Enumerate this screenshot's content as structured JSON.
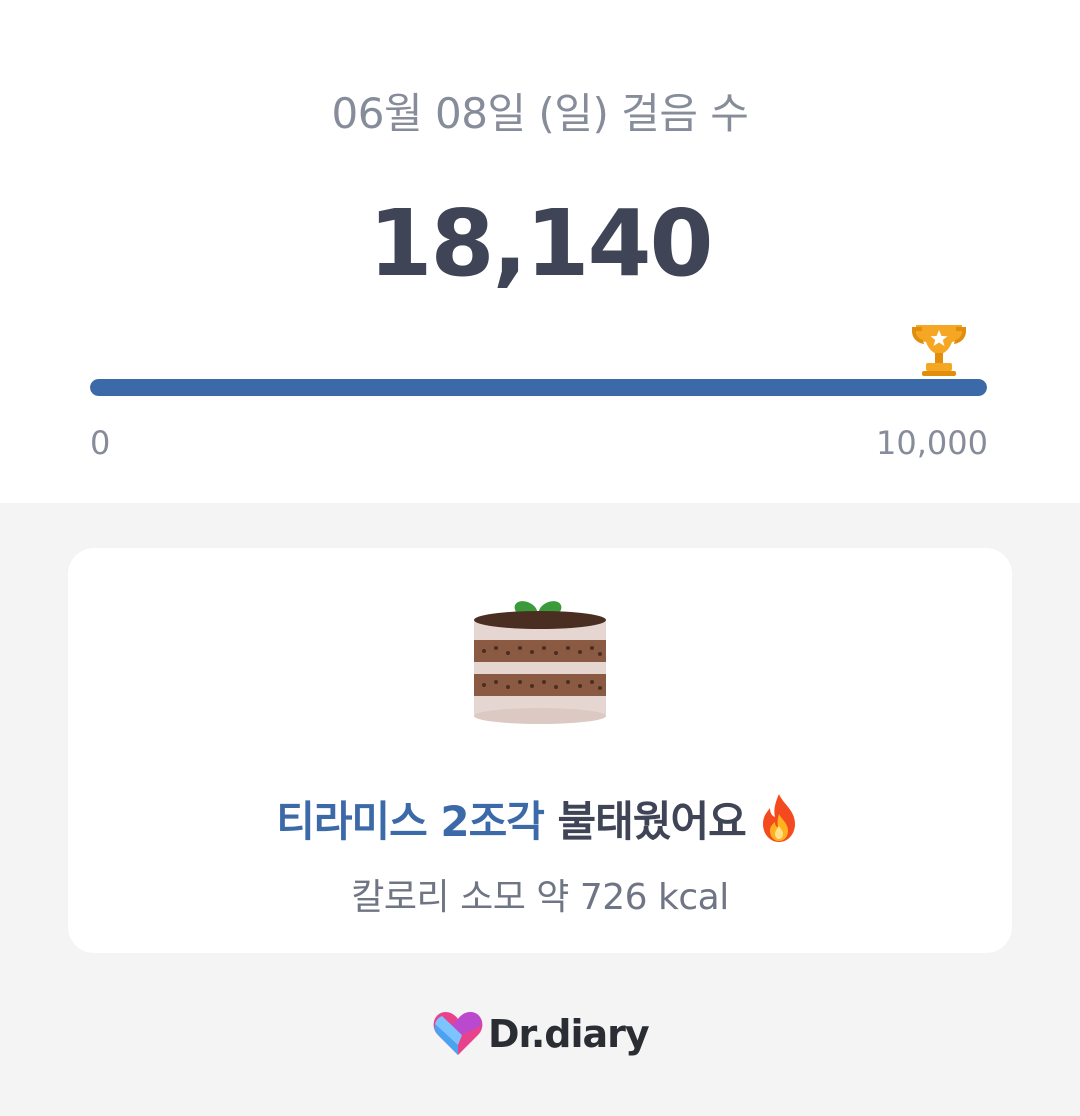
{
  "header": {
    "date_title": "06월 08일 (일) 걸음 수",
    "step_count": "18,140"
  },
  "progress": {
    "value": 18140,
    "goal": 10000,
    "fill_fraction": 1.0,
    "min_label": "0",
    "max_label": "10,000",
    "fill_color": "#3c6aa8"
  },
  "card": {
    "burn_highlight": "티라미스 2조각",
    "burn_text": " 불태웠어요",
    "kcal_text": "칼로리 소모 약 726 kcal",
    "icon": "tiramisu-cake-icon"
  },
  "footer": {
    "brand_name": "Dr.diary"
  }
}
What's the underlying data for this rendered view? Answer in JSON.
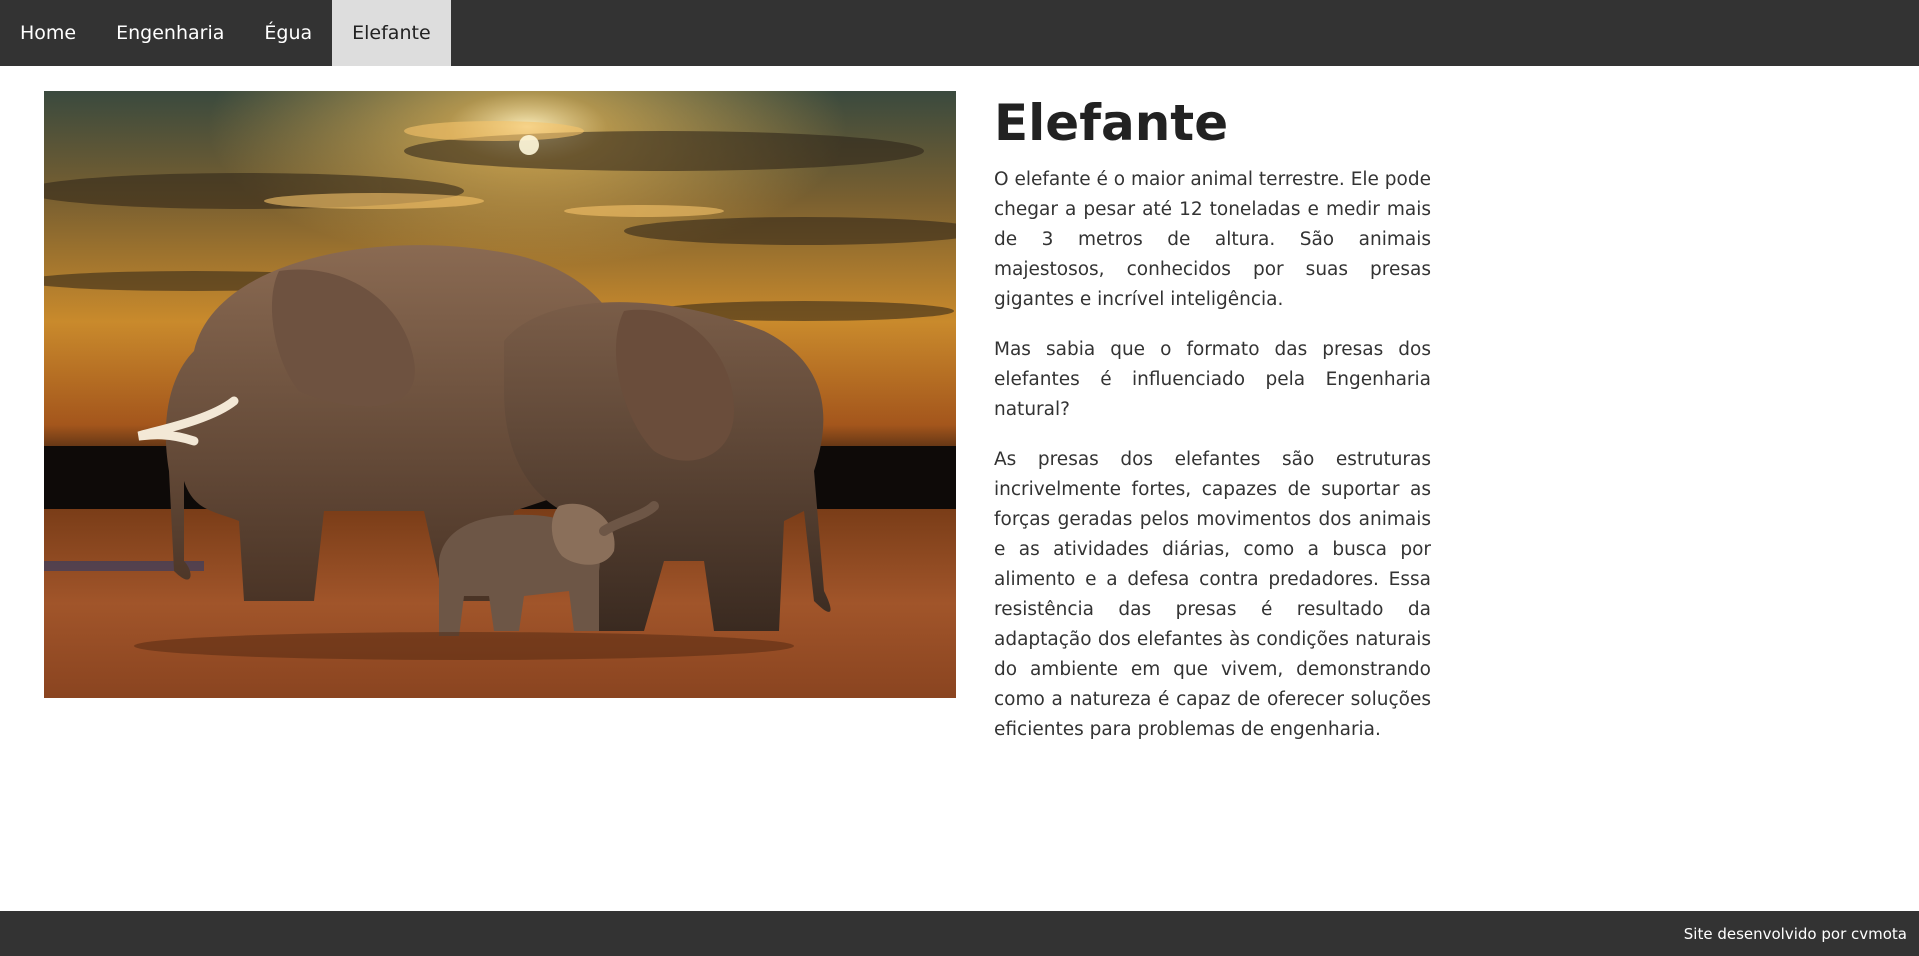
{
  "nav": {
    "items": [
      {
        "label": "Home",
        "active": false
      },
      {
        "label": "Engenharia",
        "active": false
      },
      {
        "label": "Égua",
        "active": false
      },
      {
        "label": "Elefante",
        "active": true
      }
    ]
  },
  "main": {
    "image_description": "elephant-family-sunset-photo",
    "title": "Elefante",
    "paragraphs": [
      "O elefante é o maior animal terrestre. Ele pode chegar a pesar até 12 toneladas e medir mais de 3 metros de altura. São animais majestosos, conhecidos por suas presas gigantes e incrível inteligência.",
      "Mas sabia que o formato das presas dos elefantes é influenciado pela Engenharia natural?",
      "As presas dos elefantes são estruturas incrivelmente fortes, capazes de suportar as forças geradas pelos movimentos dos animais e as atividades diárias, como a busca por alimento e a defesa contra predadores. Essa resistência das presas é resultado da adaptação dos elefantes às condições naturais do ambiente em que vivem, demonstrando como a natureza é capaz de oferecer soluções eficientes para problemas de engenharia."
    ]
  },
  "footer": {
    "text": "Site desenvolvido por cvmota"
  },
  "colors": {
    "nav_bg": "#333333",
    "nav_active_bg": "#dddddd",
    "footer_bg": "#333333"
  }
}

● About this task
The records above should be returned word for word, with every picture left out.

● Exercise response
Enumerate this screenshot's content as structured JSON.
{
  "header": {
    "date_title": "06월 08일 (일) 걸음 수",
    "step_count": "18,140"
  },
  "progress": {
    "value": 18140,
    "goal": 10000,
    "fill_fraction": 1.0,
    "min_label": "0",
    "max_label": "10,000",
    "fill_color": "#3c6aa8"
  },
  "card": {
    "burn_highlight": "티라미스 2조각",
    "burn_text": " 불태웠어요",
    "kcal_text": "칼로리 소모 약 726 kcal",
    "icon": "tiramisu-cake-icon"
  },
  "footer": {
    "brand_name": "Dr.diary"
  }
}
What's the underlying data for this rendered view? Answer in JSON.
{
  "nav": {
    "items": [
      {
        "label": "Home",
        "active": false
      },
      {
        "label": "Engenharia",
        "active": false
      },
      {
        "label": "Égua",
        "active": false
      },
      {
        "label": "Elefante",
        "active": true
      }
    ]
  },
  "main": {
    "image_description": "elephant-family-sunset-photo",
    "title": "Elefante",
    "paragraphs": [
      "O elefante é o maior animal terrestre. Ele pode chegar a pesar até 12 toneladas e medir mais de 3 metros de altura. São animais majestosos, conhecidos por suas presas gigantes e incrível inteligência.",
      "Mas sabia que o formato das presas dos elefantes é influenciado pela Engenharia natural?",
      "As presas dos elefantes são estruturas incrivelmente fortes, capazes de suportar as forças geradas pelos movimentos dos animais e as atividades diárias, como a busca por alimento e a defesa contra predadores. Essa resistência das presas é resultado da adaptação dos elefantes às condições naturais do ambiente em que vivem, demonstrando como a natureza é capaz de oferecer soluções eficientes para problemas de engenharia."
    ]
  },
  "footer": {
    "text": "Site desenvolvido por cvmota"
  },
  "colors": {
    "nav_bg": "#333333",
    "nav_active_bg": "#dddddd",
    "footer_bg": "#333333"
  }
}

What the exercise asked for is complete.